━━ Source records

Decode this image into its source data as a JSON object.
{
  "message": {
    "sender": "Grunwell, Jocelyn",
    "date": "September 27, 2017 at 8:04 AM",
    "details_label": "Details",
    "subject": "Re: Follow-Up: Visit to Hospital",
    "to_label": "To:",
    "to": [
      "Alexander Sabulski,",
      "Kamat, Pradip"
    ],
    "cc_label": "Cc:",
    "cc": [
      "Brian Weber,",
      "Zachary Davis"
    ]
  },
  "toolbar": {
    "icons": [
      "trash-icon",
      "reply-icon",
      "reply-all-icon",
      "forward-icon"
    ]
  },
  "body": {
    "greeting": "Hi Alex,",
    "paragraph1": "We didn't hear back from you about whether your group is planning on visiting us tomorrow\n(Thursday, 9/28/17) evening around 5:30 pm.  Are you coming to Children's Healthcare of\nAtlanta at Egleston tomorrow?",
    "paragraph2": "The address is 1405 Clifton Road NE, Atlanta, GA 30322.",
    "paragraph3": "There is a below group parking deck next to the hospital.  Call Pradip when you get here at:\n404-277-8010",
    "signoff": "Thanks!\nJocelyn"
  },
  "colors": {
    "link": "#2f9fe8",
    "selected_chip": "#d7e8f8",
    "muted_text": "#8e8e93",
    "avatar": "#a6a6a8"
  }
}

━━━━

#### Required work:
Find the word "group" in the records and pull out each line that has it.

#### Exercise answer:
    "paragraph1": "We didn't hear back from you about whether your group is planning on visiting us tomorrow\n(Thursday, 9/28/17) evening around 5:30 pm.  Are you coming to Children's Healthcare of\nAtlanta at Egleston tomorrow?",
    "paragraph3": "There is a below group parking deck next to the hospital.  Call Pradip when you get here at:\n404-277-8010",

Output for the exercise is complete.